First, I really liked your Side-by-Side Comparison table, although there were a few things I would have liked elaborated, specifically regarding what you mean by efficiency in the context of neurotransmission. I assumed that you were referring to the sheer amount of neurotransmitters required to make it across the synaptic cleft and hopefully bind to enough receptors to continue the signal cascade, while a neuropeptide can just casually brush against the surface of a target cell and get its receptors practically quivering with anticipation. Is that what you meant by neuropeptides being slower-acting? I think it would be more effective to say that while neuropeptides don’t immediately transmit a signal to the other neuron, their modulatory activity changes the way that certain postsynaptic receptors react to the transmitters, leading to a delayed, yet more pervasive and far reaching (therefore efficient) impact.
Perhaps a more concise way to put is this: Neuropeptides are basically double agents, acting as neurotransmitters in the brain, but as hormones in the blood.
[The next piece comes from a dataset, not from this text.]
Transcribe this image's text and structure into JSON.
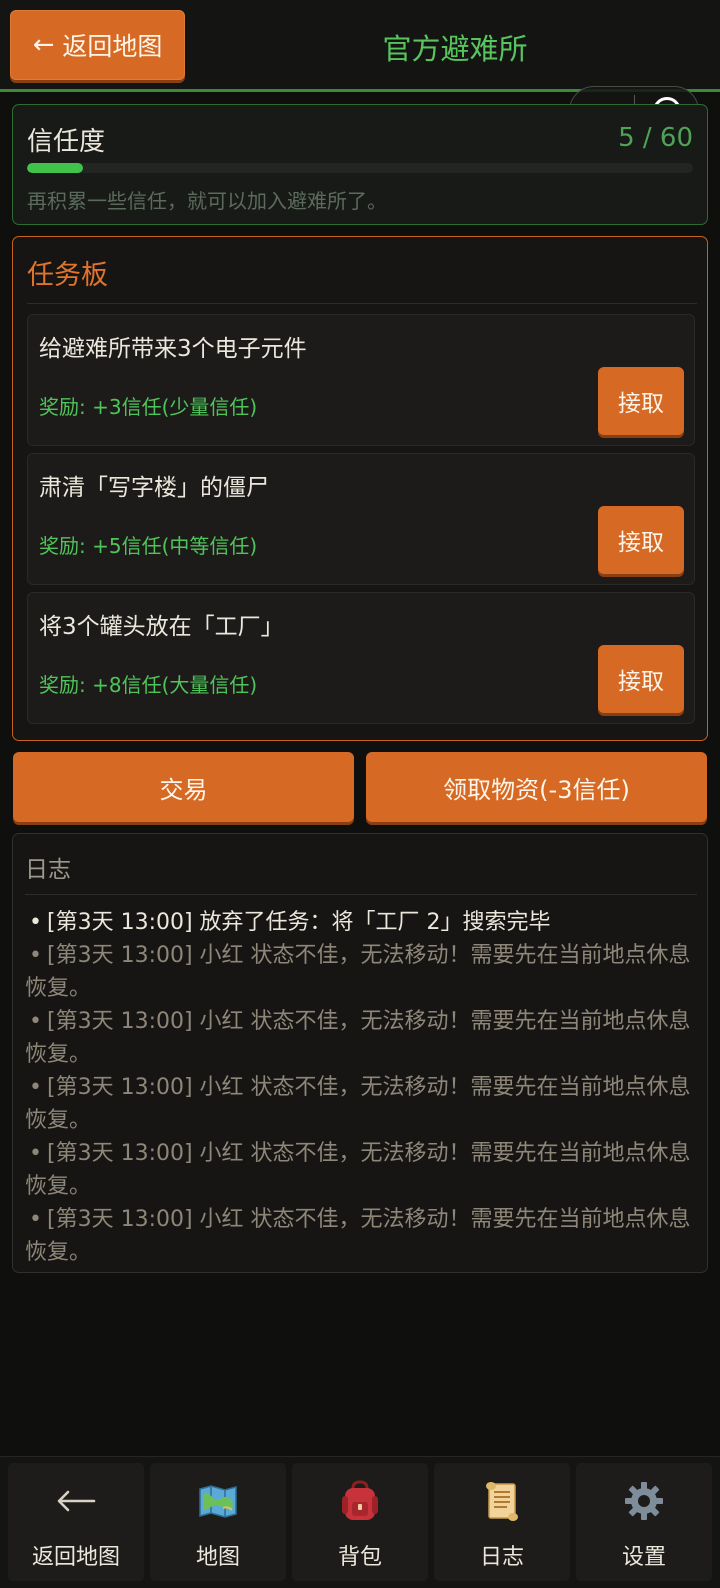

CNS serotonin, for example, regulates satiety, mood lability, and sleep. However, 95% of all the body’s serotonin is produced in the gut, where it regulates gastromotility, among other things.
Sorry to ramble. Getting a bit sleepy. I do want to let you know, though, that I really had fun refirmiliarizing myself with this stuff, and your article is actually what influenced me to join Disqus. Who knows, I might even write an article of my own.
Dustin Pavolini says
I left a much more detailed response earlier, but apparently it didn’t publish. Ah well. The gist of my lost diatribe was that while your discussion is very well researched and almost free of errors (Norepinephrine is a catecholamine, not a neuropeptide, even though it does act as a hormone), the presentation of the information is unwieldy and hard to follow unless you already know a great deal of neurobiological jargon. I’m not sure what education level these kinds of articles are tailored for, but this is clearly graduate, if not post-graduate stuff. I’m not saying that you should dumb it down, but you might not want to take it for granted that the reader understands what a G Protein-coupled receptor is or that peptidases are enzymes. I did like the comparison chart, though some of it was a bit vague, like not clarifying precisely what you meant by the word ‘efficient’ in terms of signal transmission.
Ah hell, I feel a bit like a hypocrite for criticizing you at all, though. When you get down to differences as narrow as these, it is incredibly frustrating at times because there often just isn’t a simple way to explain it. I applaud you for your an earnest and assidious efforts.